▶ _Problem requirements_: Pictures excluded, copy every record that follows exactly as it appears.

Excerpts from an interface dataset
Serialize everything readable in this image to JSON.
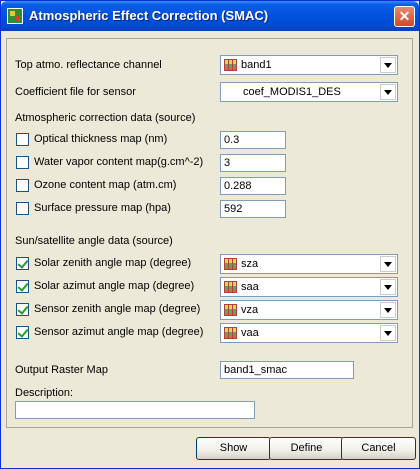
{
  "window": {
    "title": "Atmospheric Effect Correction (SMAC)"
  },
  "form": {
    "toa_label": "Top atmo. reflectance channel",
    "toa_value": "band1",
    "coef_label": "Coefficient file for sensor",
    "coef_value": "coef_MODIS1_DES",
    "atm_section": "Atmospheric correction data (source)",
    "atm_rows": [
      {
        "label": "Optical thickness map (nm)",
        "value": "0.3"
      },
      {
        "label": "Water vapor content map(g.cm^-2)",
        "value": "3"
      },
      {
        "label": "Ozone content map (atm.cm)",
        "value": "0.288"
      },
      {
        "label": "Surface pressure map (hpa)",
        "value": "592"
      }
    ],
    "angle_section": "Sun/satellite angle data (source)",
    "angle_rows": [
      {
        "label": "Solar zenith angle map (degree)",
        "value": "sza"
      },
      {
        "label": "Solar azimut angle map (degree)",
        "value": "saa"
      },
      {
        "label": "Sensor zenith angle map (degree)",
        "value": "vza"
      },
      {
        "label": "Sensor azimut angle map (degree)",
        "value": "vaa"
      }
    ],
    "output_label": "Output Raster Map",
    "output_value": "band1_smac",
    "description_label": "Description:",
    "description_value": ""
  },
  "buttons": {
    "show": "Show",
    "define": "Define",
    "cancel": "Cancel"
  }
}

▶ _Written answer_:
Serialize everything readable in this image to JSON.
{
  "window": {
    "title": "Atmospheric Effect Correction (SMAC)"
  },
  "form": {
    "toa_label": "Top atmo. reflectance channel",
    "toa_value": "band1",
    "coef_label": "Coefficient file for sensor",
    "coef_value": "coef_MODIS1_DES",
    "atm_section": "Atmospheric correction data (source)",
    "atm_rows": [
      {
        "label": "Optical thickness map (nm)",
        "value": "0.3"
      },
      {
        "label": "Water vapor content map(g.cm^-2)",
        "value": "3"
      },
      {
        "label": "Ozone content map (atm.cm)",
        "value": "0.288"
      },
      {
        "label": "Surface pressure map (hpa)",
        "value": "592"
      }
    ],
    "angle_section": "Sun/satellite angle data (source)",
    "angle_rows": [
      {
        "label": "Solar zenith angle map (degree)",
        "value": "sza"
      },
      {
        "label": "Solar azimut angle map (degree)",
        "value": "saa"
      },
      {
        "label": "Sensor zenith angle map (degree)",
        "value": "vza"
      },
      {
        "label": "Sensor azimut angle map (degree)",
        "value": "vaa"
      }
    ],
    "output_label": "Output Raster Map",
    "output_value": "band1_smac",
    "description_label": "Description:",
    "description_value": ""
  },
  "buttons": {
    "show": "Show",
    "define": "Define",
    "cancel": "Cancel"
  }
}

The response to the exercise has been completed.